Taylor Swift wasn’t kidding with the fringed rainbow outfit.
Weeks after she used her appearance at this month’s Wango Tango concert to celebrate the beginning of Pride Month, the pop superstar released a new single Thursday night in which she doubles down on her embrace of the LGBTQ community.
“You Need to Calm Down,” as the song is titled, is a minimal electronic jam about addressing one’s haters. It starts with Swift mocking folks who criticize her online — you’re allowed to yawn here — and it ends with Swift mocking folks who pit her against other women in pop (including Katy Perry, who recently suggested the two had brokered a truce).
Between those verses, though, Swift addresses the homophobia of people who turn up at gay pride events holding nasty signs.
“Sunshine on the street at the parade / But you would rather be in the dark ages,” she sings, before offering some advice: “You just need to take several seats and then try to restore the peace / And control your urges to scream about all the people you hate / ’Cause shade never made anybody less gay.”
To make herself clearer still, Swift uses the song’s lyric video to shout out GLAAD, the group that promotes LGBTQ acceptance in the media. “Why are you mad,” she asks the scowling sign-clutchers, “when you could be GLAAD?”

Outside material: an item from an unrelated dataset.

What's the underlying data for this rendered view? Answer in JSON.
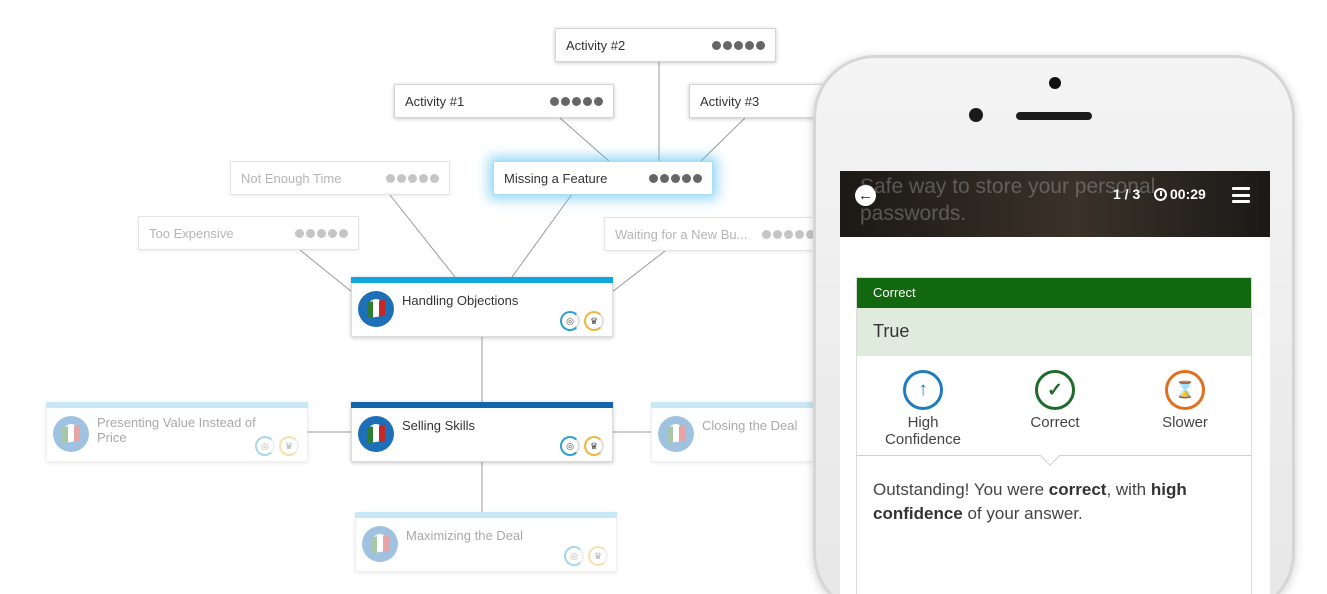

The second single from Swift’s upcoming “Lover” album (due Aug. 23), “You Need to Calm Down” is an encouraging development for fans who’ve long hoped the singer would start taking sides on cultural and political issues.
It’s also a big creative improvement over “Lover’s” lead single, the saccharine (and rhythmically plodding) “Me!,” in which Swift seemed to have lost touch with the lyrical smarts that define so much of her work.
Written and produced by the singer and Joel Little, who also did “Me!,” the new song has a stealthy synth-bass groove and lyrics that Swift more or less raps, as in the first verse, which partly redeems its snoozy celebrity-victim concept with this tight little couplet: “Say it in the street, that’s a knockout / But you say it in a tweet, that’s a cop-out.”
The song’s explicit pro-gay message is certainly welcome, but it also feels just the slightest bit cynical, as though Swift is using the struggle of her LGBTQ fans as a means of making herself look like the world’s greatest ally.
But of course, that interpretation is tempting the very clapback the song delivers.